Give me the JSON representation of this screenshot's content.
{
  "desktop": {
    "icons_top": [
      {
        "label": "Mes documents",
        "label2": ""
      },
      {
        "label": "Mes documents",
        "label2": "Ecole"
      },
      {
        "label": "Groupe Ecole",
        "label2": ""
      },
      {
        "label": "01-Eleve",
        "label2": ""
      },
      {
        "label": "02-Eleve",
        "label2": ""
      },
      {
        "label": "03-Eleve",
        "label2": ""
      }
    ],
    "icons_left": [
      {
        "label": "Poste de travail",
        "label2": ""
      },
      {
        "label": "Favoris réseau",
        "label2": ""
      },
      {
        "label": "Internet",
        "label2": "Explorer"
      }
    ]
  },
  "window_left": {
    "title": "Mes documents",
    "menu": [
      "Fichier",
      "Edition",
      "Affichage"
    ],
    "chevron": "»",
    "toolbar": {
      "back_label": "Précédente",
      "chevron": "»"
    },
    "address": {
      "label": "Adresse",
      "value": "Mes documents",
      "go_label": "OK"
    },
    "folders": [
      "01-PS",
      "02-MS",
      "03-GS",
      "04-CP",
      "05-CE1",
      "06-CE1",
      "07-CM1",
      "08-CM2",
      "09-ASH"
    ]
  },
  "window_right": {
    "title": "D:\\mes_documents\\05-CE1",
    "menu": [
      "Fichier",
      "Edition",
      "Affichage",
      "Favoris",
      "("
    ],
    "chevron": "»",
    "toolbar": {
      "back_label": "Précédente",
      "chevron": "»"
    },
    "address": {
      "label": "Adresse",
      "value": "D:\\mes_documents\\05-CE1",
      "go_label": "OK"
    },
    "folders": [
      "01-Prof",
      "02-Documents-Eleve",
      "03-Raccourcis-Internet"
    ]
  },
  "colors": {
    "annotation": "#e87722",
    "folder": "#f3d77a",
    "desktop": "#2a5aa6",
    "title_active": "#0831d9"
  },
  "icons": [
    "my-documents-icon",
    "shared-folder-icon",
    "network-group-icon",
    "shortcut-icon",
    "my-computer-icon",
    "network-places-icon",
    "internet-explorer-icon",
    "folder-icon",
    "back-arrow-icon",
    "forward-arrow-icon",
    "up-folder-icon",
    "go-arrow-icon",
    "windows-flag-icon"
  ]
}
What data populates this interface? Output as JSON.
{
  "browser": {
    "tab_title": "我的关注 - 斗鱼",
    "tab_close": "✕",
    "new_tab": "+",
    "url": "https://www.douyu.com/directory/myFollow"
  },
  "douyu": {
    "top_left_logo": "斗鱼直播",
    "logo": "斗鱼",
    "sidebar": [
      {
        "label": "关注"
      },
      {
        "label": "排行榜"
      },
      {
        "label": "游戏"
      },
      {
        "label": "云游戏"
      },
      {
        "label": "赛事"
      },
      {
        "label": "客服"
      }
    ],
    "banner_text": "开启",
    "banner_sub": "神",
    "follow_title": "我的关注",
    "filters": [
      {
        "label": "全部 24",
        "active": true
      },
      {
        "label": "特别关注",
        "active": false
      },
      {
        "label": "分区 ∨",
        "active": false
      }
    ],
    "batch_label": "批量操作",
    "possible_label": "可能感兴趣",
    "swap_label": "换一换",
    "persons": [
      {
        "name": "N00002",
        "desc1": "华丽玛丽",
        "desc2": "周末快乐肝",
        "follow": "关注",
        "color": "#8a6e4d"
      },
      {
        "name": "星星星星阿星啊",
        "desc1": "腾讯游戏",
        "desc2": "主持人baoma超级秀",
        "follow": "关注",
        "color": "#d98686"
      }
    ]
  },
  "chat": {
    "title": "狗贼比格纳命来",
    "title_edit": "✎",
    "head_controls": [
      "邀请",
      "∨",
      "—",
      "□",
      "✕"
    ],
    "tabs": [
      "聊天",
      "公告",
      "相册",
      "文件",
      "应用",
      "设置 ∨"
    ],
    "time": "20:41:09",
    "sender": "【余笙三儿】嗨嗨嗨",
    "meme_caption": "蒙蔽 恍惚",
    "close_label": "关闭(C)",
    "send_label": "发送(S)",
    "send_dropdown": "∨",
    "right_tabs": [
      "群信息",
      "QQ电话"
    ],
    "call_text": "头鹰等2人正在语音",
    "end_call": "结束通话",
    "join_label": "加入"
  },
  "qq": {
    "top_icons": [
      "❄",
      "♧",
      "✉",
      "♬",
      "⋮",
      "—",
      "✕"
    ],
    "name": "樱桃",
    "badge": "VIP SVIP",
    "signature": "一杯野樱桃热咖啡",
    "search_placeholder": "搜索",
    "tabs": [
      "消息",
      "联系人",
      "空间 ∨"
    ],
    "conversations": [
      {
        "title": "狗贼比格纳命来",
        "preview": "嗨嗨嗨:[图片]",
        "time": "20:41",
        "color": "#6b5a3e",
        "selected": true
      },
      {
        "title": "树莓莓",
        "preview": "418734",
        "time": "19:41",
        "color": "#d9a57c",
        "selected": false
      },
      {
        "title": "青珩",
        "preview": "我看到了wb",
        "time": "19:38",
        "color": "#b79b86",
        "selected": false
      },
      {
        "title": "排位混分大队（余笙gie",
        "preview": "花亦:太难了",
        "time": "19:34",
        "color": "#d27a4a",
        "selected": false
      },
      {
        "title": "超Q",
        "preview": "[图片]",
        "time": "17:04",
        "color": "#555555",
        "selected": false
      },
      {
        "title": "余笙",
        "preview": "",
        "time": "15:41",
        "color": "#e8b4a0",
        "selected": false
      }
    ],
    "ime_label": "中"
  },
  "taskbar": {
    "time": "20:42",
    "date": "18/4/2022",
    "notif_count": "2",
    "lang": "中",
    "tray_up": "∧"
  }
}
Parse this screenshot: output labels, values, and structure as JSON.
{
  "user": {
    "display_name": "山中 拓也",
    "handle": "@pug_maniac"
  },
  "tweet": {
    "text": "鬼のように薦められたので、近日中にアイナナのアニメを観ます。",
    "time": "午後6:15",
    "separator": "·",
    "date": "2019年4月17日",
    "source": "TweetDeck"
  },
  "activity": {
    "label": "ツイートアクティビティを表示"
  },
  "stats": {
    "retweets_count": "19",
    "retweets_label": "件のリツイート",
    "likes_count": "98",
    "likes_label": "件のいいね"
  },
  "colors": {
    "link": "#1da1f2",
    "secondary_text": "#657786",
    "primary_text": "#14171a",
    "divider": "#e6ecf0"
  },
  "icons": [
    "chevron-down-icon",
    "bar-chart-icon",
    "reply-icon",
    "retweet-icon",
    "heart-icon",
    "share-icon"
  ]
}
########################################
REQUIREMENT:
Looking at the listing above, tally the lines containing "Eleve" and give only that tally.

WRITTEN RESPONSE:
4